Although many Americans oppose the idea of gambling, there is an inextricable human impulse to try and beat the odds. This is particularly true in times of economic stress, as seen with the recent surge in lottery sales after the 2008 recession. Many people find themselves feeling hopeless about their financial prospects, and they believe that the lottery is one way to give themselves a shot at redemption.

Some economists have argued that playing the lottery can make a person rational, provided that the entertainment value of the ticket outweighs the expected utility of a monetary loss. However, most studies have shown that the probability of losing is much higher than the likelihood of winning. This is why it’s important to understand the probabilities of winning before buying a lottery ticket.

The word “lottery” comes from the Latin loteria, which means drawing lots. The origin of this process is uncertain, but it may have been inspired by an Old Testament command to Moses to count the people of Israel or a biblical story about giving away land and slaves. In any case, the concept quickly spread to other countries, and by the 18th century it was widespread throughout Europe. The first American lotteries were established in the 1620s to help finance the establishment of the Virginia Company and the settlement of the Colonies.
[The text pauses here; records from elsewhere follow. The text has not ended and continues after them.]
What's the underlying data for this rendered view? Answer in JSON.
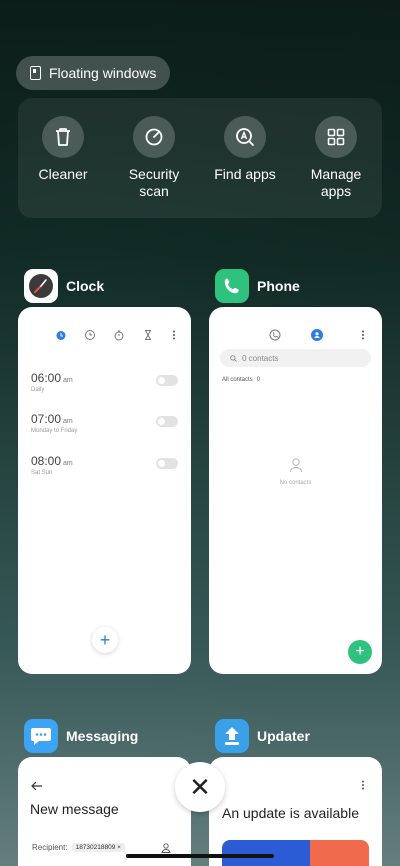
{
  "floating_windows": {
    "label": "Floating windows"
  },
  "tools": [
    {
      "label": "Cleaner",
      "icon": "trash-icon"
    },
    {
      "label": "Security scan",
      "icon": "security-scan-icon"
    },
    {
      "label": "Find apps",
      "icon": "find-apps-icon"
    },
    {
      "label": "Manage apps",
      "icon": "manage-apps-icon"
    }
  ],
  "apps": {
    "clock": {
      "name": "Clock",
      "alarms": [
        {
          "time": "06:00",
          "ampm": "am",
          "repeat": "Daily"
        },
        {
          "time": "07:00",
          "ampm": "am",
          "repeat": "Monday to Friday"
        },
        {
          "time": "08:00",
          "ampm": "am",
          "repeat": "Sat Sun"
        }
      ],
      "add_label": "+"
    },
    "phone": {
      "name": "Phone",
      "search_placeholder": "0 contacts",
      "filter_label": "All contacts",
      "filter_count": "0",
      "empty_label": "No contacts",
      "add_label": "+"
    },
    "messaging": {
      "name": "Messaging",
      "title": "New message",
      "recipient_label": "Recipient:",
      "recipient_value": "18730218809"
    },
    "updater": {
      "name": "Updater",
      "title": "An update is available"
    }
  },
  "close_label": "✕",
  "colors": {
    "phone_icon_bg": "#2ec27e",
    "clock_accent": "#2f7de1",
    "messaging_icon_bg": "#3da3f5",
    "updater_icon_bg": "#3aa0e8"
  }
}
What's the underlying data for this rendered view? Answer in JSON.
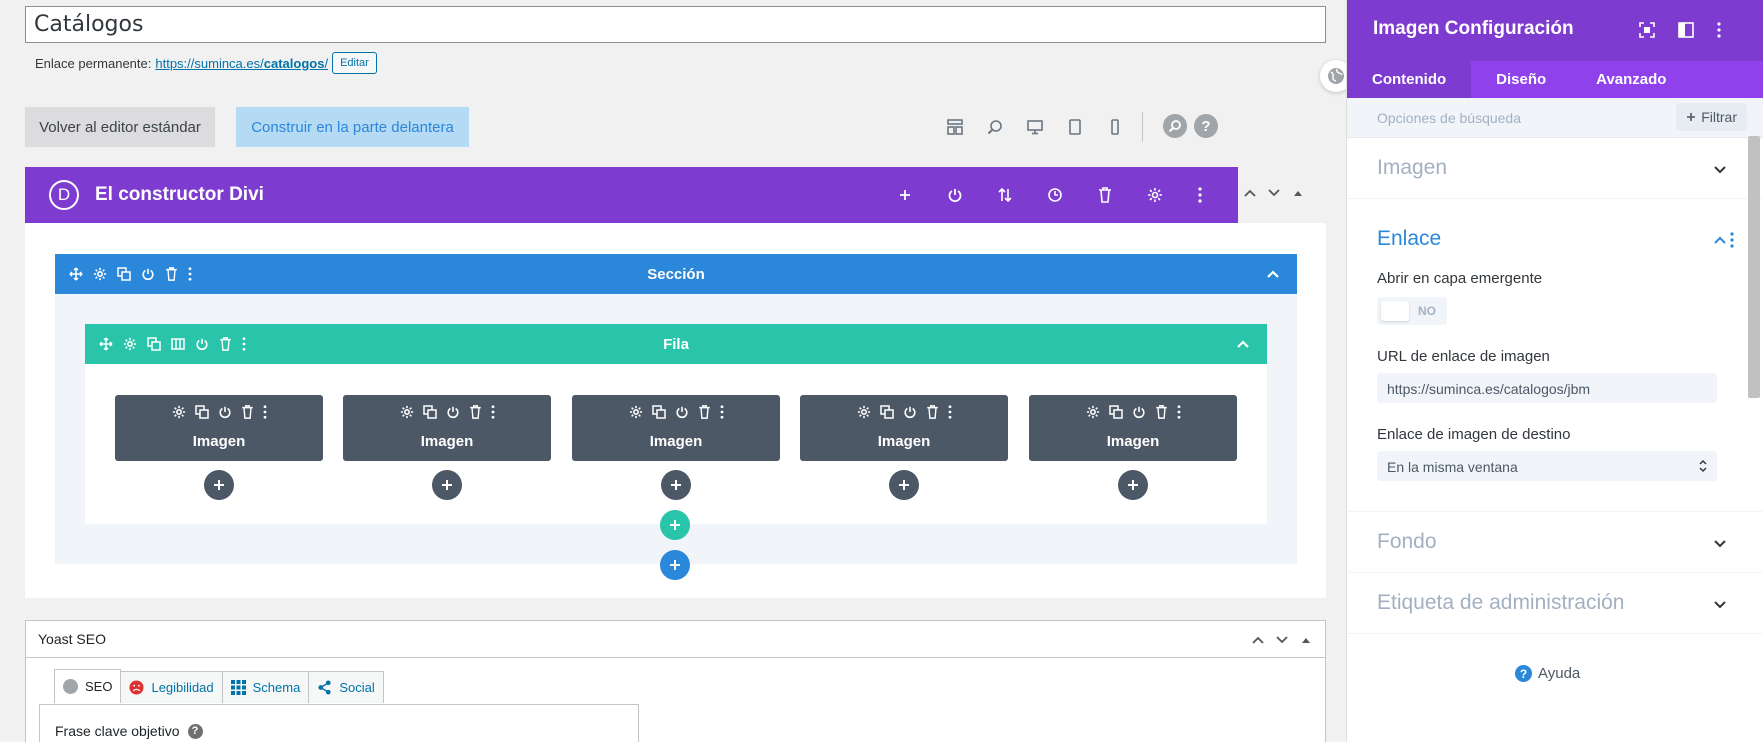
{
  "post_title": "Catálogos",
  "permalink": {
    "label": "Enlace permanente:",
    "url_prefix": "https://suminca.es/",
    "url_slug": "catalogos",
    "url_suffix": "/",
    "edit_label": "Editar"
  },
  "buttons": {
    "standard_editor": "Volver al editor estándar",
    "frontend_builder": "Construir en la parte delantera"
  },
  "builder": {
    "title": "El constructor Divi",
    "logo_letter": "D",
    "section_label": "Sección",
    "row_label": "Fila",
    "modules": [
      {
        "label": "Imagen"
      },
      {
        "label": "Imagen"
      },
      {
        "label": "Imagen"
      },
      {
        "label": "Imagen"
      },
      {
        "label": "Imagen"
      }
    ]
  },
  "help_glyph": "?",
  "yoast": {
    "title": "Yoast SEO",
    "tabs": [
      {
        "label": "SEO",
        "icon": "seo-circle-icon"
      },
      {
        "label": "Legibilidad",
        "icon": "sad-face-icon"
      },
      {
        "label": "Schema",
        "icon": "grid-icon"
      },
      {
        "label": "Social",
        "icon": "share-icon"
      }
    ],
    "focus_keyphrase_label": "Frase clave objetivo"
  },
  "panel": {
    "title": "Imagen Configuración",
    "tabs": [
      {
        "label": "Contenido"
      },
      {
        "label": "Diseño"
      },
      {
        "label": "Avanzado"
      }
    ],
    "search_placeholder": "Opciones de búsqueda",
    "filter_label": "Filtrar",
    "groups": {
      "imagen": "Imagen",
      "enlace": "Enlace",
      "fondo": "Fondo",
      "etiqueta": "Etiqueta de administración"
    },
    "fields": {
      "popup_label": "Abrir en capa emergente",
      "popup_value": "NO",
      "url_label": "URL de enlace de imagen",
      "url_value": "https://suminca.es/catalogos/jbm",
      "target_label": "Enlace de imagen de destino",
      "target_value": "En la misma ventana"
    },
    "help_label": "Ayuda"
  },
  "colors": {
    "divi_purple": "#7e3bd0",
    "section_blue": "#2b87da",
    "row_teal": "#29c4a9",
    "module_gray": "#4c5866"
  }
}
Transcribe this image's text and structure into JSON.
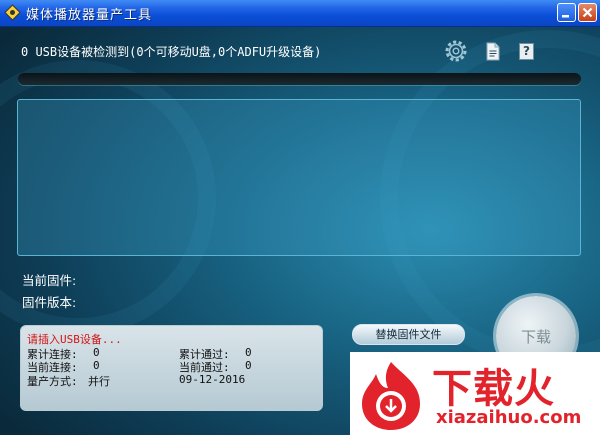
{
  "window": {
    "title": "媒体播放器量产工具"
  },
  "status": {
    "detected_text": "0 USB设备被检测到(0个可移动U盘,0个ADFU升级设备)"
  },
  "toolbar_icons": [
    "gear-icon",
    "document-icon",
    "help-icon"
  ],
  "help_label": "?",
  "firmware": {
    "current_label": "当前固件:",
    "version_label": "固件版本:"
  },
  "info": {
    "prompt": "请插入USB设备...",
    "total_connect_label": "累计连接:",
    "total_connect_value": "0",
    "total_pass_label": "累计通过:",
    "total_pass_value": "0",
    "current_connect_label": "当前连接:",
    "current_connect_value": "0",
    "current_pass_label": "当前通过:",
    "current_pass_value": "0",
    "mode_label": "量产方式:",
    "mode_value": "并行",
    "date": "09-12-2016"
  },
  "buttons": {
    "replace_firmware": "替换固件文件",
    "download": "下载"
  },
  "watermark": {
    "brand": "下载火",
    "url": "xiazaihuo.com"
  },
  "colors": {
    "title_bar": "#0a4fd8",
    "background": "#17607f",
    "prompt": "#d51414",
    "watermark": "#e3232b"
  }
}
A number of people try to develop strategies to improve their chances of winning the lottery, but most experts agree that there is no proven formula for success. Some recommend using sequential numbers or numbers that have already won previously. Another strategy is to split the numbers between odd and even; however, this only increases your chances of winning by a few percent. In the end, the best strategy is to play consistently. The more often you purchase a ticket, the better your chances of winning.